As with AOL's purchases, PSI is trading stock for both InterCon and Software Ventures, 1.42 million shares for InterCon and 830,000 shares for Software Ventures. At PSI's current price of about $13.75 per share, that works out to about $20 million for InterCon and $11 million for Software Ventures.
When I researched these purchases on PSI's Web site where all the press releases reside, it became clear that PSI has been thinking about this for some time. Back in December of 1994, PSI announced, with InterCon and Software Ventures, TCP/Connect II for Instant InterRamp and MicroPhone LT for Instant InterRamp. PSI's InterRamp is basically a personal Internet access service (via modem or ISDN); those versions of TCP/Connect II and MicroPhone LT were customized to offer online registration and automatic configuration with InterRamp. Then, in late May of 1995, PSI and Software Ventures announced Internet Valet, which offers TCP access to PSI's InterRamp service via a bundle of programs including MacTCP, MacPPP, Enhanced Mosaic, Eudora, and MicroPhone Telnet (which I presume is a version of MicroPhone with the MP Telnet tool included).

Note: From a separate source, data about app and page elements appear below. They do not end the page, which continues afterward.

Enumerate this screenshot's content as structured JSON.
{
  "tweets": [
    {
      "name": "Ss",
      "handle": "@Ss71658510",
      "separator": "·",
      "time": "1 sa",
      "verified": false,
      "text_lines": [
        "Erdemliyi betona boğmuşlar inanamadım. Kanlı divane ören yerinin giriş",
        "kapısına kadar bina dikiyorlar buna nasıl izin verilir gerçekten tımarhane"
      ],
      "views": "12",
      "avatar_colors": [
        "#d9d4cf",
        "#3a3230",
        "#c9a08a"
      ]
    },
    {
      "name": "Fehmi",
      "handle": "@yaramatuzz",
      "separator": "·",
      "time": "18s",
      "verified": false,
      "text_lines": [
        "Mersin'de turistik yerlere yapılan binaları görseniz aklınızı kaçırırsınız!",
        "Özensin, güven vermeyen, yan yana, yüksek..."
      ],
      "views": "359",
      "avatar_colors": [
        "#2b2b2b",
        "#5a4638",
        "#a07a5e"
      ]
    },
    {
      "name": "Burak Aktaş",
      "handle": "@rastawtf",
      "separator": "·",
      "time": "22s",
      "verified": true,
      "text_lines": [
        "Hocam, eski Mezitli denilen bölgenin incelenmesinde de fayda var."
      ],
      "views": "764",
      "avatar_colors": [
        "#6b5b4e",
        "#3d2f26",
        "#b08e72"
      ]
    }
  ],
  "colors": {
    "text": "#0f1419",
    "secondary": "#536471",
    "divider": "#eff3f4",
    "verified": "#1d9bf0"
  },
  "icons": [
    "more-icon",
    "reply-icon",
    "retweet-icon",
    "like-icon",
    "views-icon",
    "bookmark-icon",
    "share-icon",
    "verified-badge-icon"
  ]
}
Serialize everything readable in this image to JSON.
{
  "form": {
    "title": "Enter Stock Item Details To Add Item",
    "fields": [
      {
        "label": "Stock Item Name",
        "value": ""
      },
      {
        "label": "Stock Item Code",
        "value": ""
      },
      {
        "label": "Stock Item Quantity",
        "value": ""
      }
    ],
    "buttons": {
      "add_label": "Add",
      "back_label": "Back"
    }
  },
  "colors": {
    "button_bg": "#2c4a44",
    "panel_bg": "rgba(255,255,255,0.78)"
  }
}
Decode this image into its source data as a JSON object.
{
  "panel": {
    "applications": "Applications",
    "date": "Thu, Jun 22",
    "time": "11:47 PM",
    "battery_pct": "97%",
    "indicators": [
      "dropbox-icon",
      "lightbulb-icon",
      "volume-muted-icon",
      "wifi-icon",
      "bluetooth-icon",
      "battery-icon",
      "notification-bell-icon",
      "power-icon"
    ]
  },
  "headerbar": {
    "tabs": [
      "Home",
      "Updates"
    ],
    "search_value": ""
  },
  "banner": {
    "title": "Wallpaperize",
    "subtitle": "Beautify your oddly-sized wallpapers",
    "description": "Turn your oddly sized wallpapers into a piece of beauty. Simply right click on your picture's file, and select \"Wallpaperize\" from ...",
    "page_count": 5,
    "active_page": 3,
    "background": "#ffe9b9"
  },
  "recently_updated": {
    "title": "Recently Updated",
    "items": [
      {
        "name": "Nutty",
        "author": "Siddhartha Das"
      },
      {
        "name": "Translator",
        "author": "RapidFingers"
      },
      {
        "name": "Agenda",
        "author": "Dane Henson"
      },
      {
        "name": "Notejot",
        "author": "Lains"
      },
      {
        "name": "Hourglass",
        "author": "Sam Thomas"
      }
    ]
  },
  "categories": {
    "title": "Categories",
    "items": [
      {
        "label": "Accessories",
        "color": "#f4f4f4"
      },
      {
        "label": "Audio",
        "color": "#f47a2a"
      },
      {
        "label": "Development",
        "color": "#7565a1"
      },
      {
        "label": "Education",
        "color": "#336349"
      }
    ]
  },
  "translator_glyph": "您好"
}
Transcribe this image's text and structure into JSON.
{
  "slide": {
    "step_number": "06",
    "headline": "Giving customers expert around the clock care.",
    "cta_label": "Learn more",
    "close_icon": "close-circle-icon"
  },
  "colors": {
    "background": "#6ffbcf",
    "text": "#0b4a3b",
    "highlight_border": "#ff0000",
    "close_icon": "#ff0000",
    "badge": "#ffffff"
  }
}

Now, although this seems to make sense on the face of it, Internet Valet and TCP/Connect II do very much the same thing, and, to add to the confusion, PSI also recently purchased for about $11 million The Pipeline Network, a New York City-based Internet provider with a proprietary graphical package (in other words, it doesn't require MacTCP and prevents you from using MacTCP applications). So it now seems as though PSI has three companies that all provide more or less the same thing. It's possible that PSI sees their products in sufficiently different lights, but at the base level, each of the three acquired companies provides software for easy and graphical access to the Internet. I suppose there might be a certain sense of buying all the competing products to prevent someone else from getting them, since it's entirely likely that other small Internet-related companies will now find themselves hunted by the larger fish.
One final thought: It seems that InterCon might have sold out for too little considering the $30 million that AOL paid last year for BookLink (which makes InternetWorks, an integrated Internet program that wasn't even shipping when the company was purchased, (in contrast to InterCon's long-standing TCP/Connect II for the Mac and for Windows), and the $100 million that CompuServe paid back in April for Spry, a more established company with a shipping product line, albeit one primarily based on a version of Mosaic. InterCon doesn't seem that much different, although it's possible there were other financial considerations that lowered the price.